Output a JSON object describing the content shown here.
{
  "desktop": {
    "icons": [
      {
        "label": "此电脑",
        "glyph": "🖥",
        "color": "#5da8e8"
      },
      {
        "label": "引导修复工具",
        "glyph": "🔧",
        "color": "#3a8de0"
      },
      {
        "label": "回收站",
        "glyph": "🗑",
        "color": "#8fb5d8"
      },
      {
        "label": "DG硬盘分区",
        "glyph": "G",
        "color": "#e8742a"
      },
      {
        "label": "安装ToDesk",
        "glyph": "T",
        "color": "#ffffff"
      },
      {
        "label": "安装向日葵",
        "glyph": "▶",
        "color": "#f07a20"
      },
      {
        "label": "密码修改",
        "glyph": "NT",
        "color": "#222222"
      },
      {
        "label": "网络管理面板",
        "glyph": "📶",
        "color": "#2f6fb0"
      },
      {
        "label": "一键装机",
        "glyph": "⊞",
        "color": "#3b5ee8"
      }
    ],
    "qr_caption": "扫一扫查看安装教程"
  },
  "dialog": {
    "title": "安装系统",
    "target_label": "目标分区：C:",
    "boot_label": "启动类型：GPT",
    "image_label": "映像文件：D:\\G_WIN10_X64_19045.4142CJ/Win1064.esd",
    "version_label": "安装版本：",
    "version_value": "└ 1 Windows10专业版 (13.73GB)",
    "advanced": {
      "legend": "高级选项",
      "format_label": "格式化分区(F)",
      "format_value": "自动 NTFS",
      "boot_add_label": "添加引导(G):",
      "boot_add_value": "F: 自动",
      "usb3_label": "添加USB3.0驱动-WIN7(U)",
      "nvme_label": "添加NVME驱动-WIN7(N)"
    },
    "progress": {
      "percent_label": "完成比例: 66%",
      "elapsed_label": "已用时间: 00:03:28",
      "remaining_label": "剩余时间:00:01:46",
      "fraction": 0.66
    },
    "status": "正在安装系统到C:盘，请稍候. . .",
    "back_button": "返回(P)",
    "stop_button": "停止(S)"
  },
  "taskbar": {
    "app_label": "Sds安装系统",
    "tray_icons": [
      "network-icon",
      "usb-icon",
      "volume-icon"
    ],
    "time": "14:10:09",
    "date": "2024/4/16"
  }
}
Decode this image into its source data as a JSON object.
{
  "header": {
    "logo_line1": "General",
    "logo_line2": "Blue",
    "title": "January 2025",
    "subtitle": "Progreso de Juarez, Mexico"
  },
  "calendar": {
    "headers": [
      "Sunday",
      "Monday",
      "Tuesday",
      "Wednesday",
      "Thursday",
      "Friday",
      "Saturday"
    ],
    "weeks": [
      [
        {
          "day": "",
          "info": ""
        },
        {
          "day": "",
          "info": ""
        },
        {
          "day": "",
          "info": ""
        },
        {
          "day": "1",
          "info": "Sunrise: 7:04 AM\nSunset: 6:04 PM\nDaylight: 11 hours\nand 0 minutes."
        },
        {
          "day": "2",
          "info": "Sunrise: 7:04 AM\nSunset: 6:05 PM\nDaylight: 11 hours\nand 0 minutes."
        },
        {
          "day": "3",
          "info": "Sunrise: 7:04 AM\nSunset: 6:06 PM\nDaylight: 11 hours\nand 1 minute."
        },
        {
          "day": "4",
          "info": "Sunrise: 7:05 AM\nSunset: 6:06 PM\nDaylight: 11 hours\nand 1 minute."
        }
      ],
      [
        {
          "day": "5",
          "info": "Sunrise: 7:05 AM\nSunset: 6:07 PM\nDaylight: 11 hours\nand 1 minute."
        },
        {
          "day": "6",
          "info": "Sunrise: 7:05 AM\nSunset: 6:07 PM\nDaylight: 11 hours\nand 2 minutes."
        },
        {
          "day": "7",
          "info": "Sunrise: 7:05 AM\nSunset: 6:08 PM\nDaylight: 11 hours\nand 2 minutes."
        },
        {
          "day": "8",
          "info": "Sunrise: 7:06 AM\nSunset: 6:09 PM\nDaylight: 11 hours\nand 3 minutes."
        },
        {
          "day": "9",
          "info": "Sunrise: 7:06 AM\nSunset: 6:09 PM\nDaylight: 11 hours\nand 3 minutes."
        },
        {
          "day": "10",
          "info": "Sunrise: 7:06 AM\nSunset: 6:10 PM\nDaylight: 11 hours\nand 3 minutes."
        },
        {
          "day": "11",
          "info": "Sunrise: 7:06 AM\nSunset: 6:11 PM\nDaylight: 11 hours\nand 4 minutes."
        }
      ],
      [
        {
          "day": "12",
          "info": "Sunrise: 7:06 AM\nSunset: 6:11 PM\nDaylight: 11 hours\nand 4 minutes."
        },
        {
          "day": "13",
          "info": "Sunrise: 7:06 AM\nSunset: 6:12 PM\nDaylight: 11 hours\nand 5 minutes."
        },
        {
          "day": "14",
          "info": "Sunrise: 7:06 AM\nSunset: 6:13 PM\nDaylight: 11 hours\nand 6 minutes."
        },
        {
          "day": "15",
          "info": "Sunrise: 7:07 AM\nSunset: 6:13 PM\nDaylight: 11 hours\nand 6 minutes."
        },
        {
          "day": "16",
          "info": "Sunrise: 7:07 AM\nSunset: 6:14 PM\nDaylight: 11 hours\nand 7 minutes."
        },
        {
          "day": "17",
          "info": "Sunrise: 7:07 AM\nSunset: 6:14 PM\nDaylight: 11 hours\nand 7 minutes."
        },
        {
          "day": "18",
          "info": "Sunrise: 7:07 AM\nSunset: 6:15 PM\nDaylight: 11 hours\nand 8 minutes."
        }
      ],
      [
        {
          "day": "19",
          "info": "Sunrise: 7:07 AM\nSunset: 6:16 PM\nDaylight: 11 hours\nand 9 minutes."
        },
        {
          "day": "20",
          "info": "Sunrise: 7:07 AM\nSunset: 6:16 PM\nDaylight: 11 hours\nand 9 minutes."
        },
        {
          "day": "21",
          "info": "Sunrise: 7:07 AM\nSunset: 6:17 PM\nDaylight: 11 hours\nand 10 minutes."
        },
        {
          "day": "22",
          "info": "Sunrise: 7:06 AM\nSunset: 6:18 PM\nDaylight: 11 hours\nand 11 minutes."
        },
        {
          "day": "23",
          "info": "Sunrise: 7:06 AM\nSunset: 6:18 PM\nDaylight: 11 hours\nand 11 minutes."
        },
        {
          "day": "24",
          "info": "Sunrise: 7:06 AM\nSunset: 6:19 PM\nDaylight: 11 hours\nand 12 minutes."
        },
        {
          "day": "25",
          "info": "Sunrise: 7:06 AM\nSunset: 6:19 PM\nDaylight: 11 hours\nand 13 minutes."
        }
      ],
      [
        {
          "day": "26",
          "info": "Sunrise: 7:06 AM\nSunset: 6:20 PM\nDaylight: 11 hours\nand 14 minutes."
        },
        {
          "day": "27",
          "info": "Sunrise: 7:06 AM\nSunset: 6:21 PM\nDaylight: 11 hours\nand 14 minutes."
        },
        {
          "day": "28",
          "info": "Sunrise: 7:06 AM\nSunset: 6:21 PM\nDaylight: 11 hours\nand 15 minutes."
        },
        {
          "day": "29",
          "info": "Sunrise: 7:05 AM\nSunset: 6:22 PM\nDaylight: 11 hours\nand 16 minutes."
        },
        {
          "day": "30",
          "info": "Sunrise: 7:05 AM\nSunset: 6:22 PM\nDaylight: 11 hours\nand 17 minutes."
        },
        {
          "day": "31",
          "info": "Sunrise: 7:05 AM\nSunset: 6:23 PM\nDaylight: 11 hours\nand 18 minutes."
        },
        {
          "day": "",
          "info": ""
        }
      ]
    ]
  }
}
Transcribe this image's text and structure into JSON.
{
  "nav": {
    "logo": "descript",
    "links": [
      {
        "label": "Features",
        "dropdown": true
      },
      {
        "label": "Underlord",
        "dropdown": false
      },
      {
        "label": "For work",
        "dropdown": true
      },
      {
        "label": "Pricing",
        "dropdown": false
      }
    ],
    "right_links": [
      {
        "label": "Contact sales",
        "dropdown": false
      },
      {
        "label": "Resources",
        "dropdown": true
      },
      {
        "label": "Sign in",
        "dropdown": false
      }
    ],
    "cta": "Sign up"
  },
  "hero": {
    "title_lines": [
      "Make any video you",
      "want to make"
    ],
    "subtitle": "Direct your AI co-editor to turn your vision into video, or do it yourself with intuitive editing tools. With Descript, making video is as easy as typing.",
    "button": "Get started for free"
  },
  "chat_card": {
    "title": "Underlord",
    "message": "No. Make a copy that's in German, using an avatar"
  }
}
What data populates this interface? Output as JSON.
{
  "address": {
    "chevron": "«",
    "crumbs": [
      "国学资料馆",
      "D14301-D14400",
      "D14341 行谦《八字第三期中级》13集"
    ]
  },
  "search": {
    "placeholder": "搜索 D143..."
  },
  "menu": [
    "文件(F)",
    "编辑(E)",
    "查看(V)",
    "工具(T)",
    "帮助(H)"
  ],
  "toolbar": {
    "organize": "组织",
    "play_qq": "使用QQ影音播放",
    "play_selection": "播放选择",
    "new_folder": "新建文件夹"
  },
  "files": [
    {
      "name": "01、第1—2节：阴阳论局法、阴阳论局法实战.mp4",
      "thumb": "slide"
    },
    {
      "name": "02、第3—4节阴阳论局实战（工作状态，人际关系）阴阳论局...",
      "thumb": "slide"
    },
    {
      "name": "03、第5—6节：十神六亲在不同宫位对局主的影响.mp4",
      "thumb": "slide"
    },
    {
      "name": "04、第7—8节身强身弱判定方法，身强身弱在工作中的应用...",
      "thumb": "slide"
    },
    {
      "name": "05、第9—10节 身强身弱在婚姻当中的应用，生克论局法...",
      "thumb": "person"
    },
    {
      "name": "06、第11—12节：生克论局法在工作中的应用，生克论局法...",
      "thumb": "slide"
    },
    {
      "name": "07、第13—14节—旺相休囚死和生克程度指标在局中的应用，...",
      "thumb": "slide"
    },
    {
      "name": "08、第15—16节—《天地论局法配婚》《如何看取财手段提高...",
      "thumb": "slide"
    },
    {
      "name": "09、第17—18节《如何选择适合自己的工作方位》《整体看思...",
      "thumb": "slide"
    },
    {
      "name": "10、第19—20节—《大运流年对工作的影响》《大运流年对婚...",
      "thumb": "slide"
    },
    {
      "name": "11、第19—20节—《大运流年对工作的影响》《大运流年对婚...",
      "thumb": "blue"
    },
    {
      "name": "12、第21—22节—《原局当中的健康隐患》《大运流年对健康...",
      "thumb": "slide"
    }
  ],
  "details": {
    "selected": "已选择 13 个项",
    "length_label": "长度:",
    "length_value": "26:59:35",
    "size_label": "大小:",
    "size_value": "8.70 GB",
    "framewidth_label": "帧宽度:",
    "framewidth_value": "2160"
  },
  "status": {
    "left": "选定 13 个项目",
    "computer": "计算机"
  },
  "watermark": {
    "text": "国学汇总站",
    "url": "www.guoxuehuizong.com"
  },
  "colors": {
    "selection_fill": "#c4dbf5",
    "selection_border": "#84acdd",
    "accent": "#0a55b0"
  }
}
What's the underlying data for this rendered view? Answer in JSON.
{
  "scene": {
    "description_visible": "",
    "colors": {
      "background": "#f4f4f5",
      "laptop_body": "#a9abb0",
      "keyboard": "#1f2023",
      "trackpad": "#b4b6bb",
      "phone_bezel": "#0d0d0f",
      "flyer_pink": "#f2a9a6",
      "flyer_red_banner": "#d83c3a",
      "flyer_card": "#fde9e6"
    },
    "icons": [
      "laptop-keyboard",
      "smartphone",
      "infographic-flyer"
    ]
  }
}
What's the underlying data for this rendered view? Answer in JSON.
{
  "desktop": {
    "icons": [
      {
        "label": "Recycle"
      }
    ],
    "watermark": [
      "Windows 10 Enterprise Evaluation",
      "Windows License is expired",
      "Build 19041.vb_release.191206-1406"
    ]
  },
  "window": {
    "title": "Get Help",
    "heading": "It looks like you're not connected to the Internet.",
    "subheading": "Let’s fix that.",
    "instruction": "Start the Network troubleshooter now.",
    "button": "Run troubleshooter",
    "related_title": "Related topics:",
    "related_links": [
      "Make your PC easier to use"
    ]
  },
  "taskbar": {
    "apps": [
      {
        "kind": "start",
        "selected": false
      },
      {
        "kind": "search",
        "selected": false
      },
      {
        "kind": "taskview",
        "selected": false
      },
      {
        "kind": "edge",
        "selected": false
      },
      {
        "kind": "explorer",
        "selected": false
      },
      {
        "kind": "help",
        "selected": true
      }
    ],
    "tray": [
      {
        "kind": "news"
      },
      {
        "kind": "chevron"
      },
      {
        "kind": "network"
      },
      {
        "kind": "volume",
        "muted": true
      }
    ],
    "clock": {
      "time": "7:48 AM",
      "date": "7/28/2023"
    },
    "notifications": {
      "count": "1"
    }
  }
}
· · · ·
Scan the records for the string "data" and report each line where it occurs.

== Result of this exercise ==
Decode this image into its source data as a JSON object.
What data populates this interface? Output as JSON.
What's the underlying data for this rendered view? Answer in JSON.
What's the underlying data for this rendered view? Answer in JSON.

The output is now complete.